To ask the Secretary of State for Foreign and Commonwealth Affairs what steps he is taking to prevent the proliferation of strategic weapons and their delivery systems in west and south Asia. 
§ The Minister of State, Foreign and Commonwealth Office (Mr. David Davis)
We are concerned about the possible proliferation of weapons of mass destruction and their delivery systems throughout the world. We urge all states to accede to the nuclear non-proliferation treaty, the chemical weapons convention and the biological weapons convention. We play an active part in efforts to control the spread of missiles and the supply of equipment related to the development of weapons of mass destruction.
§ Mr. Cousins

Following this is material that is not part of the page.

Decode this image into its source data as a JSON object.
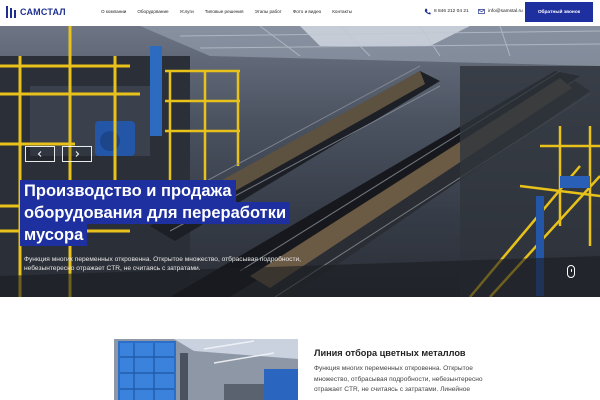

Does the Minister recognise that, in the 1980s, Britain passed to Iraq nuclear weapons-making technology and Vickers tanks that could have been converted into launch vehicles for missiles, and that British expertise contributed to the development of Scud missiles into long-range weapons? Now that, in the same region, there are five or six countries with nuclear weapons-making capacity and six or seven with the ability to deliver those weapons in long-range missiles, what specific guidelines do the Government have to prevent the further proliferation of that evil technology in that unhappy region?
§ Mr. Davis

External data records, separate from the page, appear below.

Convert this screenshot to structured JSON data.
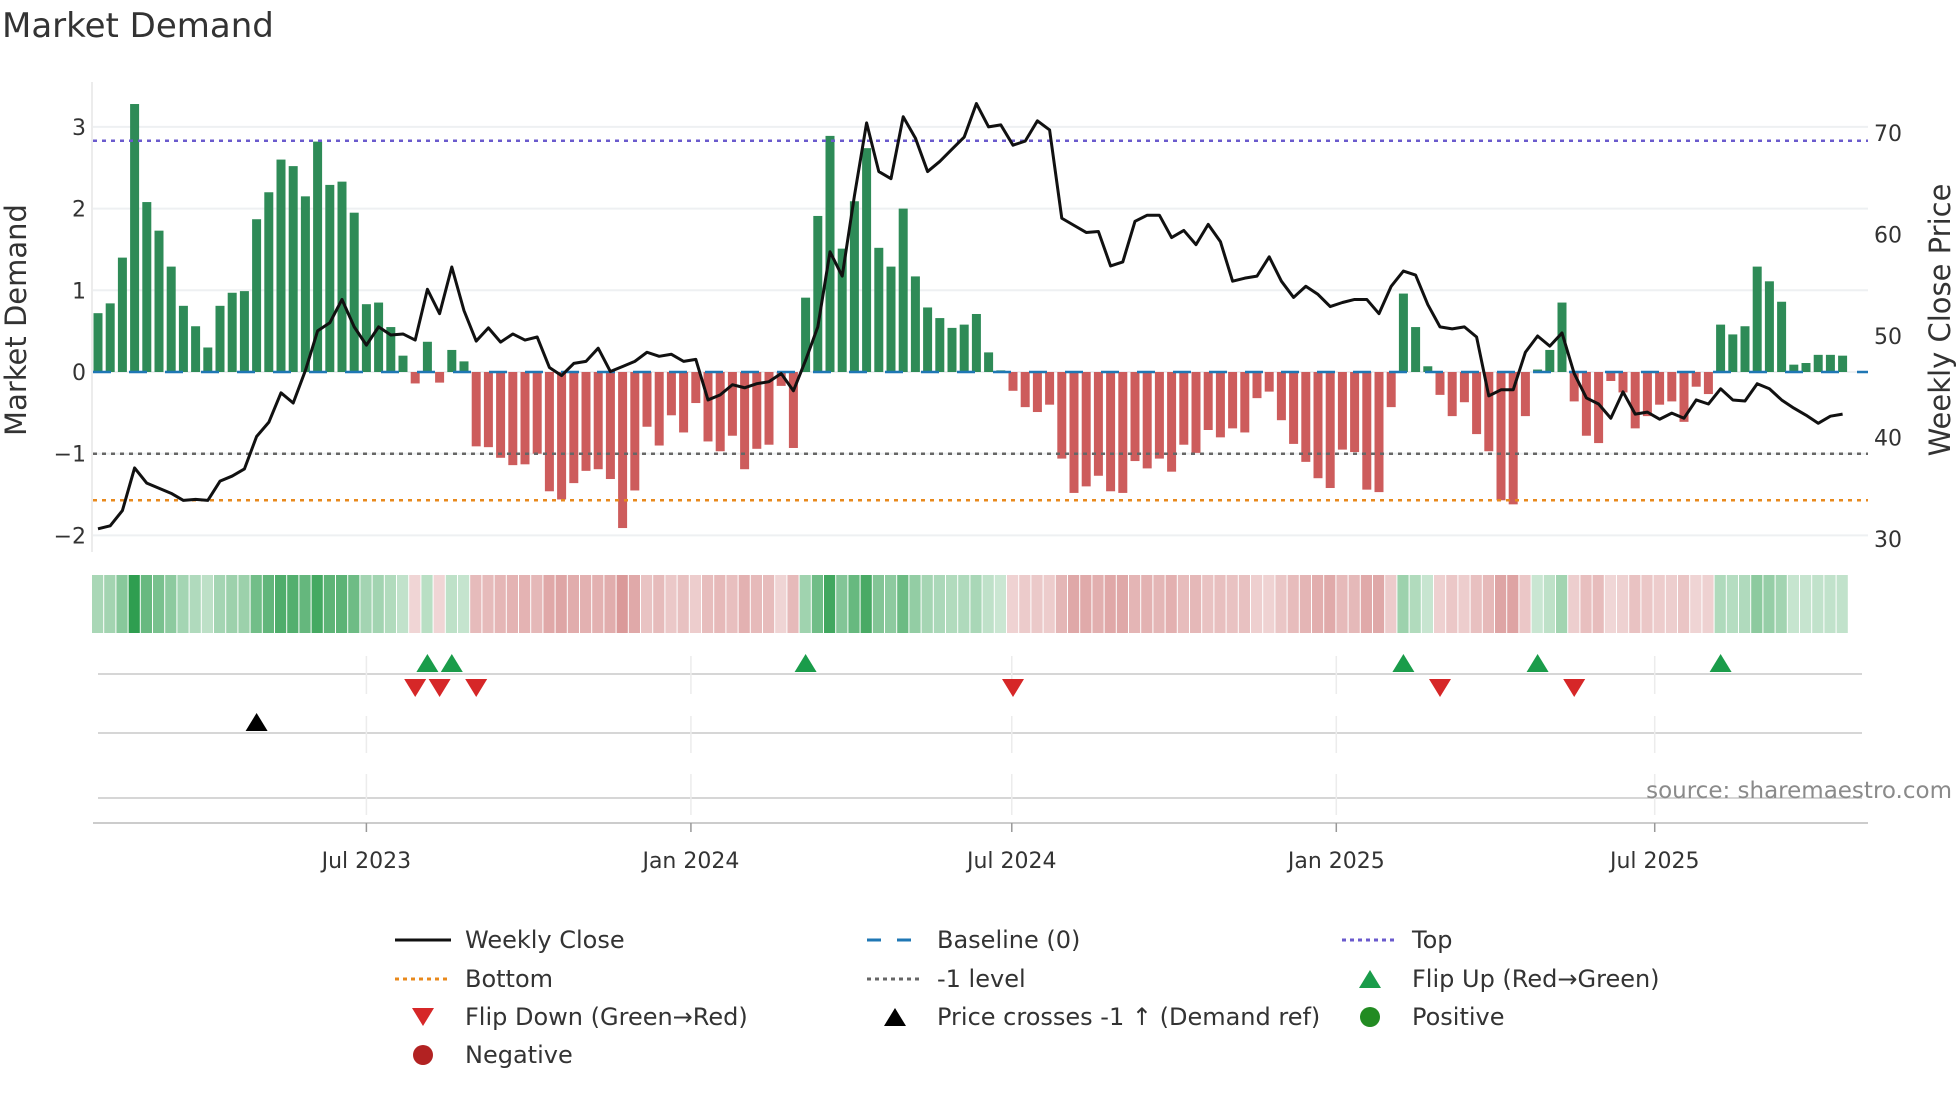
{
  "title": "Market Demand",
  "source": "source: sharemaestro.com",
  "chart_data": {
    "type": "bar",
    "title": "Market Demand",
    "ylabel": "Market Demand",
    "y2label": "Weekly Close Price",
    "ylim": [
      -2.2,
      3.4
    ],
    "y2lim": [
      30,
      73
    ],
    "yticks": [
      3,
      2,
      1,
      0,
      -1,
      -2
    ],
    "ytick_labels": [
      "3",
      "2",
      "1",
      "0",
      "−1",
      "−2"
    ],
    "y2ticks": [
      70,
      60,
      50,
      40,
      30
    ],
    "y2tick_labels": [
      "70",
      "60",
      "50",
      "40",
      "30"
    ],
    "xticks": [
      {
        "label": "Jul 2023",
        "week": 22.0
      },
      {
        "label": "Jan 2024",
        "week": 48.6
      },
      {
        "label": "Jul 2024",
        "week": 74.9
      },
      {
        "label": "Jan 2025",
        "week": 101.5
      },
      {
        "label": "Jul 2025",
        "week": 127.6
      }
    ],
    "levels": {
      "top": 2.83,
      "bottom": -1.57,
      "minus_one": -1,
      "baseline": 0
    },
    "demand": [
      0.72,
      0.84,
      1.4,
      3.28,
      2.08,
      1.73,
      1.29,
      0.81,
      0.56,
      0.3,
      0.81,
      0.97,
      0.99,
      1.87,
      2.2,
      2.6,
      2.52,
      2.15,
      2.82,
      2.29,
      2.33,
      1.95,
      0.83,
      0.85,
      0.55,
      0.2,
      -0.14,
      0.37,
      -0.13,
      0.27,
      0.13,
      -0.91,
      -0.92,
      -1.05,
      -1.14,
      -1.13,
      -1.0,
      -1.46,
      -1.56,
      -1.36,
      -1.21,
      -1.19,
      -1.31,
      -1.91,
      -1.45,
      -0.67,
      -0.9,
      -0.53,
      -0.74,
      -0.38,
      -0.85,
      -0.97,
      -0.78,
      -1.19,
      -0.94,
      -0.89,
      -0.17,
      -0.93,
      0.91,
      1.91,
      2.89,
      1.51,
      2.09,
      2.74,
      1.52,
      1.29,
      2.0,
      1.17,
      0.79,
      0.66,
      0.54,
      0.58,
      0.71,
      0.24,
      0.02,
      -0.23,
      -0.43,
      -0.49,
      -0.4,
      -1.06,
      -1.48,
      -1.4,
      -1.27,
      -1.46,
      -1.48,
      -1.09,
      -1.18,
      -1.06,
      -1.22,
      -0.89,
      -0.99,
      -0.71,
      -0.8,
      -0.69,
      -0.74,
      -0.32,
      -0.24,
      -0.59,
      -0.88,
      -1.1,
      -1.3,
      -1.42,
      -0.95,
      -0.98,
      -1.44,
      -1.47,
      -0.43,
      0.96,
      0.55,
      0.07,
      -0.28,
      -0.54,
      -0.37,
      -0.76,
      -0.97,
      -1.57,
      -1.62,
      -0.54,
      0.03,
      0.27,
      0.85,
      -0.36,
      -0.78,
      -0.87,
      -0.11,
      -0.25,
      -0.69,
      -0.54,
      -0.4,
      -0.36,
      -0.61,
      -0.18,
      -0.27,
      0.58,
      0.46,
      0.56,
      1.29,
      1.11,
      0.86,
      0.09,
      0.11,
      0.21,
      0.21,
      0.2
    ],
    "weekly_close": [
      31.0,
      31.3,
      32.8,
      37.0,
      35.5,
      35.0,
      34.5,
      33.8,
      33.9,
      33.8,
      35.7,
      36.2,
      36.9,
      40.1,
      41.5,
      44.4,
      43.4,
      46.6,
      50.5,
      51.3,
      53.6,
      50.9,
      49.1,
      50.9,
      50.1,
      50.2,
      49.6,
      54.6,
      52.2,
      56.8,
      52.5,
      49.5,
      50.8,
      49.4,
      50.2,
      49.6,
      49.9,
      46.9,
      46.1,
      47.3,
      47.5,
      48.8,
      46.5,
      47.0,
      47.5,
      48.4,
      48.0,
      48.2,
      47.5,
      47.7,
      43.7,
      44.2,
      45.2,
      44.9,
      45.3,
      45.5,
      46.3,
      44.6,
      47.6,
      50.9,
      58.3,
      55.9,
      63.8,
      71.0,
      66.2,
      65.5,
      71.6,
      69.5,
      66.2,
      67.2,
      68.4,
      69.6,
      72.9,
      70.6,
      70.8,
      68.8,
      69.2,
      71.2,
      70.3,
      61.6,
      60.9,
      60.2,
      60.3,
      56.9,
      57.3,
      61.3,
      61.9,
      61.9,
      59.7,
      60.4,
      59.0,
      61.0,
      59.3,
      55.4,
      55.7,
      55.9,
      57.8,
      55.4,
      53.8,
      54.9,
      54.1,
      52.9,
      53.3,
      53.6,
      53.6,
      52.2,
      54.9,
      56.4,
      56.0,
      53.1,
      50.9,
      50.7,
      50.9,
      49.9,
      44.1,
      44.7,
      44.7,
      48.4,
      50.0,
      49.0,
      50.3,
      46.3,
      43.9,
      43.3,
      41.9,
      44.5,
      42.3,
      42.5,
      41.8,
      42.4,
      41.9,
      43.7,
      43.3,
      44.8,
      43.7,
      43.6,
      45.3,
      44.8,
      43.7,
      42.9,
      42.2,
      41.4,
      42.1,
      42.3
    ],
    "events": {
      "flip_up": [
        27,
        29,
        58,
        107,
        118,
        133
      ],
      "flip_down": [
        26,
        28,
        31,
        75,
        110,
        121
      ],
      "price_cross_up": [
        13
      ]
    },
    "legend": [
      {
        "label": "Weekly Close",
        "symbol": "line",
        "color": "#111111"
      },
      {
        "label": "Baseline (0)",
        "symbol": "dash",
        "color": "#1f77b4"
      },
      {
        "label": "Top",
        "symbol": "dot",
        "color": "#6a5acd"
      },
      {
        "label": "Bottom",
        "symbol": "dot",
        "color": "#e8891c"
      },
      {
        "label": "-1 level",
        "symbol": "dot",
        "color": "#666666"
      },
      {
        "label": "Flip Up (Red→Green)",
        "symbol": "tri-up",
        "color": "#1a9c4a"
      },
      {
        "label": "Flip Down (Green→Red)",
        "symbol": "tri-down",
        "color": "#d62728"
      },
      {
        "label": "Price crosses -1 ↑ (Demand ref)",
        "symbol": "tri-up",
        "color": "#000000"
      },
      {
        "label": "Positive",
        "symbol": "circle",
        "color": "#228b22"
      },
      {
        "label": "Negative",
        "symbol": "circle",
        "color": "#b22222"
      }
    ],
    "colors": {
      "positive_bar": "#2e8b57",
      "negative_bar": "#cd5c5c",
      "heat_pos": "#2e9e4f",
      "heat_neg": "#c96a6a"
    }
  }
}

The hon. Gentleman's retailing of a tired old story demonstrates his lack of judgment and why he was sacked from the Labour Front-Bench team some time ago. We have been active in the United Nations special commission on Iraq, which has raised continuing concerns about Iraq's ballistic missile, chemical and biological weapons programmes, and in the International Atomic Energy Agency in trying to put in place on-going monitoring and verification. Similarly, elsewhere in the area, we are encouraging countries to join the non-proliferation treaty. The hon. Gentleman would perhaps do better to join that encouragement rather than just attack this country.
§ Mr. Forman
Since the development of strategic weapons in west and south Asia—or any other part of the world—can sometimes be a consequence as well as a cause of very grave regional problems, is my hon. Friend aware of the urgent need for Britain to do even more to try to help reach a solution to the vexed problem of Kashmir, which is in that geographical zone? Can he bring the House up to date on how the Government are trying to bring together India and Pakistan, two prominent members of the Commonwealth, and reach a satisfactory peace for Kashmir?
§ Mr. Davis
There is no new initiative with respect to that part of the world. My hon. Friend is right to draw attention to the potential of weapons of mass destruction destabilising that part of the world. We have put a great deal of pressure on Governments there to ensure that they join the non-proliferation treaty as non-nuclear weapon states.